One of the great challenges to busy lawyers in law firms, corporate and government law departments, and other legal services organizations is to work better together as a team and to promote teamwork throughout the organization.
Unfortunately, many lawyers waste large amounts of money and fee earner time every year attending “teamwork” workshops and seminars.
These generic events usually center around “team building exercises.” This description is only half correct. It is true that they are academic exercises roughly based on concepts of teamwork. However, they do little to build the kind of internal leadership and collaboration that their organizations actually need. When the participants return from the workshop or seminar, any lessons learned quickly fade away because of their irrelevance to the work at hand and the changing nature of the delivery of legal services in highly competitive markets.
We recommend that you save your money.
Instead, we suggest to you that the best way to build teamwork in all parts of your organization is to do real work together in better ways. Acquire new concepts, skills, and methods that are relevant to managing your work and to solving the problems that you face. This is the most cost-effective way to make teamwork a self-sustaining part of your workplace culture and an integral part of your internal operations.
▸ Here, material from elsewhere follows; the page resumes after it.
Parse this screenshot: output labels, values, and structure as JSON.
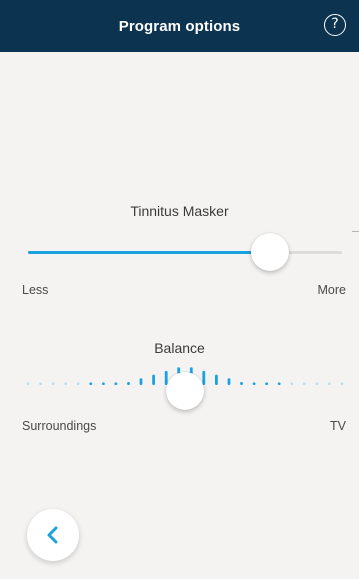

The Walker Clark approach is through a demonstration project. This is not an exercise or hypothetical case study. Instead, a demonstration project involves real work to solve real problems and capture real opportunities. It produces real results.
Working closely with a group selected by you, our facilitator introduces the concepts, tools, and methods that are relevant to the problem at hand, and then helps the group apply them to solve a real-life problem or opportunity in the your organization's operations. Because we focus on the operational level – where the work gets done – rather than strategic concepts, a broad cross-section of the firm is actively involved, not just the people at the top.
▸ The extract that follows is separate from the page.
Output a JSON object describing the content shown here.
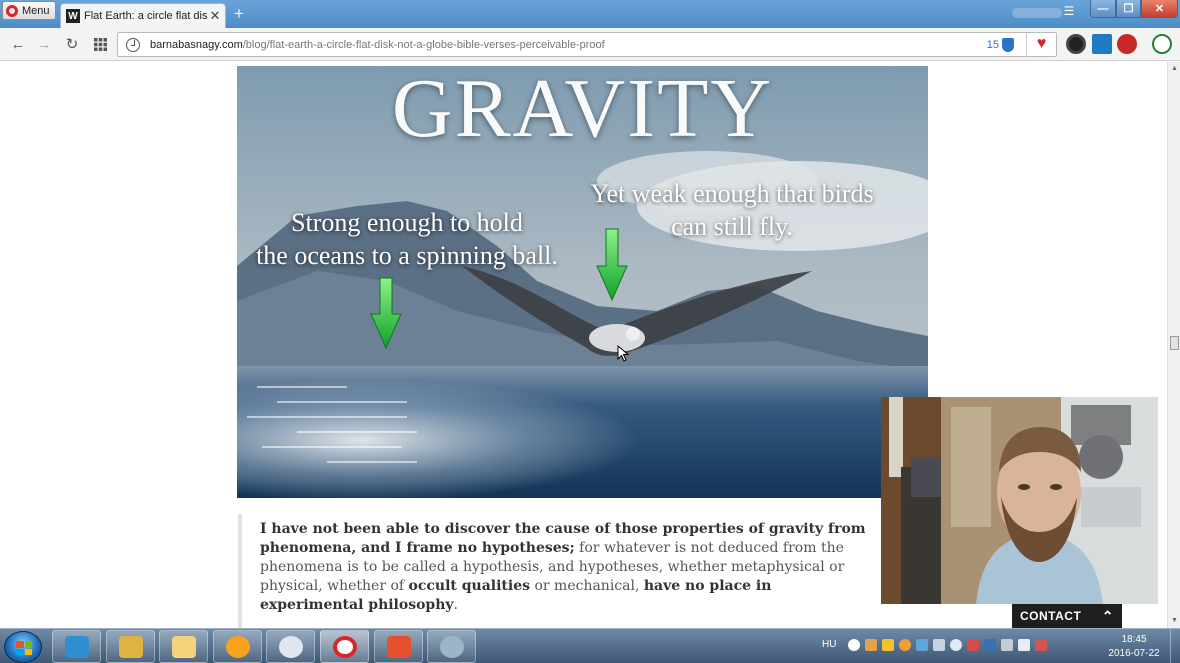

After the completion of the first demonstration project, which typically takes 45 to 60 days, that project team is then available to introduce the concepts, tools, and methods to others and to help them to solve other problems. This develops self-sustaining capabilities within the organization, rather long-term dependence on external consultants. This is consistent with our belief that “the people who do the work are best qualified to improve the work.”